FOOL, if you don't want to keep an eye on your wife for your own sake, at least do so for mine, that it may whet my desire for her. What we can have for the asking we never want; to forbid a thing adds ardour to our longing.
He must have a heart like iron, who loves a woman he is free to love. As for us, who are versed in the art, we must have our hopes and fears, and we must have a few rebuffs to give zest to our appetite.
I don't want to hear about the happiness that never deceives. None of your steady-going, placid loves for me. My mistress must have something of the devil in her. That's a weakness of mine, and that, Corinna, cunning little minx, knew perfectly well. She knew only too thoroughly how to take me in her snare. How often, alas, have I known her, the lying jade, to say she had a dreadful headache, so as to keep me at arm's length, and how many times have I, despite the pangs it cost me, ruefully taken my departure. How many a time has she upbraided me, playing the injured innocent, when all the time it was she herself that was at fault. And when she had sufficiently tormented me, when she had revived the dying embers of my passion, she would relent and pander to my longings. How she would twine her arms about
me, what loving words she'd lavish on me. How she would smother me with kisses, and, oh, ye gods, what luscious ones they were!
And thou, who just now charmed my vision, do thou too be cunning; turn often. a deaf ear to my entreaties; suffer me) lying at thy door, to endure the biting cold of a long winter's night. ’Tis the only way to make my love endure. ’Tis that that's needed, ’tis that that adds fuel to my passion. I
For me a plain straightforward love-affair's devoid of savour. ’Tis like a dish with two much sugar in it. My gorge doth rise at it. If Danaë within a brazen tower had never been immured, Jupiter would ne'er have made her great with child. Juno, by setting strict watch on Io with her horned brow, made her, in Jupiter's regard, more precious than before.
He who desires the safe and easy way, let him go pluck the leaves of the trees and drink of the open river. Ah, my dears, if you would keep your hold upon your lovers, learn to misuse them oft. Alas! And must I give you lessons to my own undoing. It matters not. Let him who will, love the pattern woman who will always do as she's told; I can't abide her. I flee who chases me, and chase who flees me.

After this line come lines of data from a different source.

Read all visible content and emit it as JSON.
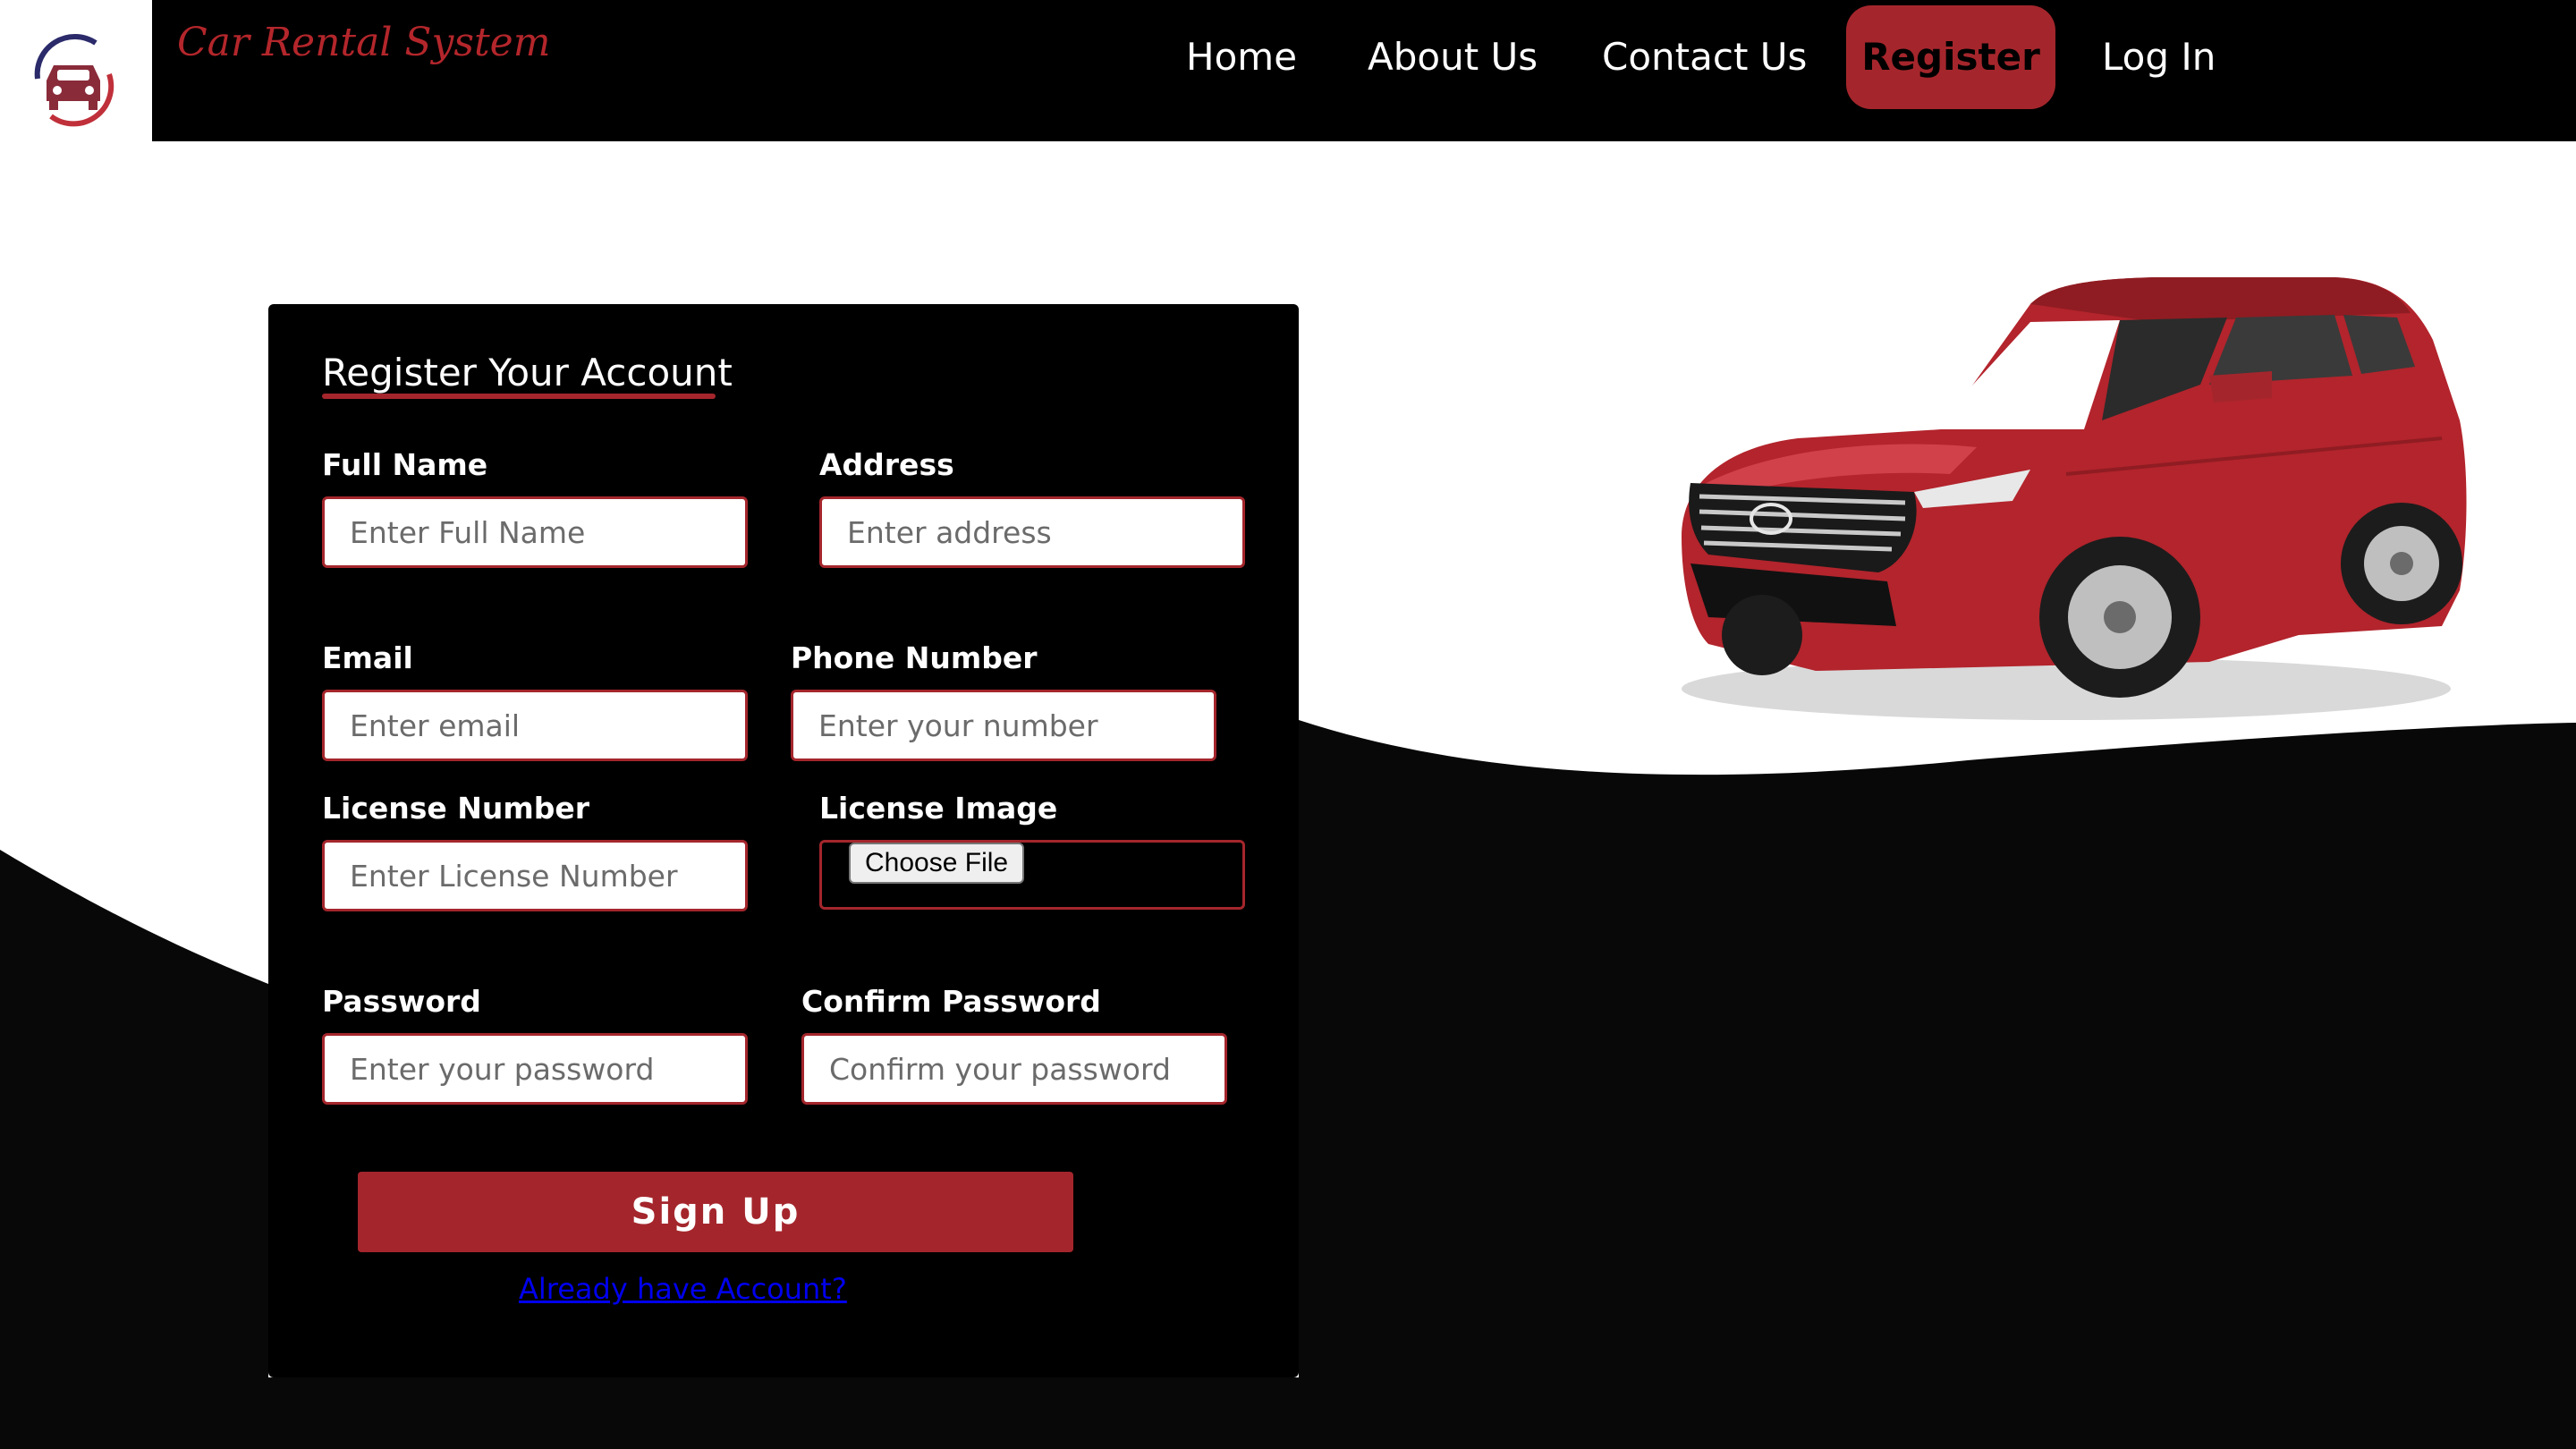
{
  "brand": {
    "name": "Car Rental System"
  },
  "nav": {
    "home": "Home",
    "about": "About Us",
    "contact": "Contact Us",
    "register": "Register",
    "login": "Log In"
  },
  "form": {
    "title": "Register Your Account",
    "full_name": {
      "label": "Full Name",
      "placeholder": "Enter Full Name"
    },
    "address": {
      "label": "Address",
      "placeholder": "Enter address"
    },
    "email": {
      "label": "Email",
      "placeholder": "Enter email"
    },
    "phone": {
      "label": "Phone Number",
      "placeholder": "Enter your number"
    },
    "license_number": {
      "label": "License Number",
      "placeholder": "Enter License Number"
    },
    "license_image": {
      "label": "License Image",
      "button": "Choose File"
    },
    "password": {
      "label": "Password",
      "placeholder": "Enter your password"
    },
    "confirm_password": {
      "label": "Confirm Password",
      "placeholder": "Confirm your password"
    },
    "submit": "Sign Up",
    "login_link": "Already have Account?"
  },
  "colors": {
    "accent": "#a4262c",
    "background_dark": "#000000",
    "background_light": "#ffffff",
    "link": "#0000ee"
  },
  "icons": [
    "car-logo-icon"
  ]
}
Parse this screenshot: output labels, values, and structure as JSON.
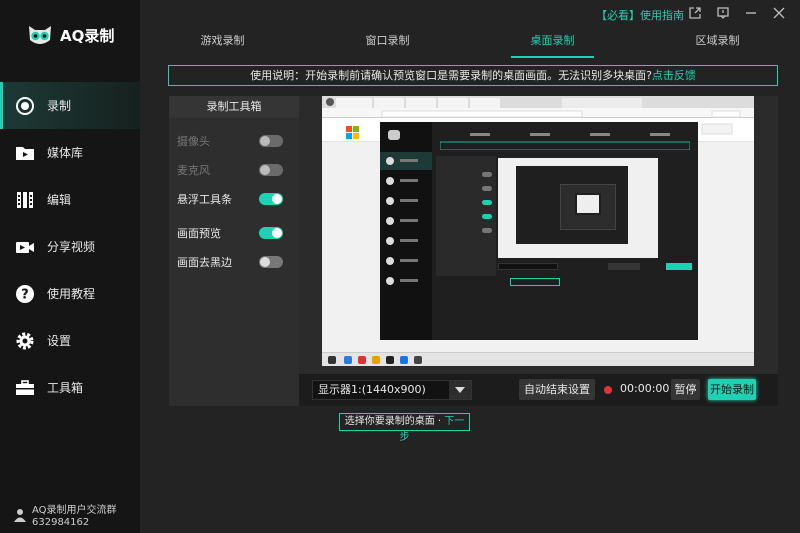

Now, you, good sir, who think your wife so very safe; from this day forth bolt up your door at night-fall; ask who it is that comes so often and taps so cautiously; what makes your dogs bark at the dead of night; what notes are those with which that servant girl so slyly comes and goes; ask why your fair one wants so often to have her bed to herself. Let these gnawing fears at length invade the marrow of your bones, and thus compel me to use some stratagem.
He's only fit to pilfer the sand of the lonely shore who can love the wife of a complacent fool. I give you solemn warning, if you don't keep watch upon your wife, she soon will cease to be my mistress. I have been a long-suffering
individual. I hoped the day would come when your jealous watch would put me on my mettle. But you don't bestir yourself at all. You bear what never husband in the world should bear. Well, ’tis I myself will put an end to this too facile love.
Oh, luckless that I am! Will you never shut your door against me? Shall I never have, o' nights, to risk your vengeance? Shall I never have anything to fear from you? Will never the gasping intake of the breath disturb my sleep? You'll ne'er do aught would make me wish you dead. Do I, of all men, want an easy-going husband, a husband who would prostitute his wife? You poison my pleasure by your feeble acquiescence. Why don't you look for someone to whom such meekness would be welcome? If you wish that I should be your rival, then swear your rival I shall never be.
Si tibi non opus est servata, stulte, puella,